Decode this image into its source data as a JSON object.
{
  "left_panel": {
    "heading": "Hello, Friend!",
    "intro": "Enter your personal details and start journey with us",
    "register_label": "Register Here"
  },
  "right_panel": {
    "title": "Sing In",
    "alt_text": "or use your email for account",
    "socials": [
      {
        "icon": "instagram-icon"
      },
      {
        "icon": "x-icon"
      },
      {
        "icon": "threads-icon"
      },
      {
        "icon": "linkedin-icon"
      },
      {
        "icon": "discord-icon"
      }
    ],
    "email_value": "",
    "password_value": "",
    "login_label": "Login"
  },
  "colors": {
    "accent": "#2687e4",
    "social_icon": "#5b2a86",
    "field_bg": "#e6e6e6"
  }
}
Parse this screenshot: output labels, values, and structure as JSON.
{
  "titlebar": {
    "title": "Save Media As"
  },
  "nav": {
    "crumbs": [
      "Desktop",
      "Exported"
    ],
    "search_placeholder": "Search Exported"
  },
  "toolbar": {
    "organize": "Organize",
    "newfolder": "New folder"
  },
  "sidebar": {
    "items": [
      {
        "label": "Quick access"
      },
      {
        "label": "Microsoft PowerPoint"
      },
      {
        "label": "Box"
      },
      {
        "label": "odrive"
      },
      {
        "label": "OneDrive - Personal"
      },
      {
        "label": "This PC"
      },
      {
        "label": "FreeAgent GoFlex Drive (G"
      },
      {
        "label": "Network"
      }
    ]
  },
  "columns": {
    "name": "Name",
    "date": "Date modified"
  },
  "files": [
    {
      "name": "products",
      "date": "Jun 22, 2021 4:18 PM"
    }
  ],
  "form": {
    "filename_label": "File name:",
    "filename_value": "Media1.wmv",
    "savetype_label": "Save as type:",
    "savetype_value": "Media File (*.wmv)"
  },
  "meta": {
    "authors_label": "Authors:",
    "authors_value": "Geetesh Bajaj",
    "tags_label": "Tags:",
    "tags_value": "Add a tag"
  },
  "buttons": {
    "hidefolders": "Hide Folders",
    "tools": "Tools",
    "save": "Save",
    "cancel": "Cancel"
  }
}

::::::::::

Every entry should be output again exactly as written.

Decode this image into its source data as a JSON object.
{
  "left_panel": {
    "heading": "Hello, Friend!",
    "intro": "Enter your personal details and start journey with us",
    "register_label": "Register Here"
  },
  "right_panel": {
    "title": "Sing In",
    "alt_text": "or use your email for account",
    "socials": [
      {
        "icon": "instagram-icon"
      },
      {
        "icon": "x-icon"
      },
      {
        "icon": "threads-icon"
      },
      {
        "icon": "linkedin-icon"
      },
      {
        "icon": "discord-icon"
      }
    ],
    "email_value": "",
    "password_value": "",
    "login_label": "Login"
  },
  "colors": {
    "accent": "#2687e4",
    "social_icon": "#5b2a86",
    "field_bg": "#e6e6e6"
  }
}
Parse this screenshot: output labels, values, and structure as JSON.
{
  "titlebar": {
    "title": "Save Media As"
  },
  "nav": {
    "crumbs": [
      "Desktop",
      "Exported"
    ],
    "search_placeholder": "Search Exported"
  },
  "toolbar": {
    "organize": "Organize",
    "newfolder": "New folder"
  },
  "sidebar": {
    "items": [
      {
        "label": "Quick access"
      },
      {
        "label": "Microsoft PowerPoint"
      },
      {
        "label": "Box"
      },
      {
        "label": "odrive"
      },
      {
        "label": "OneDrive - Personal"
      },
      {
        "label": "This PC"
      },
      {
        "label": "FreeAgent GoFlex Drive (G"
      },
      {
        "label": "Network"
      }
    ]
  },
  "columns": {
    "name": "Name",
    "date": "Date modified"
  },
  "files": [
    {
      "name": "products",
      "date": "Jun 22, 2021 4:18 PM"
    }
  ],
  "form": {
    "filename_label": "File name:",
    "filename_value": "Media1.wmv",
    "savetype_label": "Save as type:",
    "savetype_value": "Media File (*.wmv)"
  },
  "meta": {
    "authors_label": "Authors:",
    "authors_value": "Geetesh Bajaj",
    "tags_label": "Tags:",
    "tags_value": "Add a tag"
  },
  "buttons": {
    "hidefolders": "Hide Folders",
    "tools": "Tools",
    "save": "Save",
    "cancel": "Cancel"
  }
}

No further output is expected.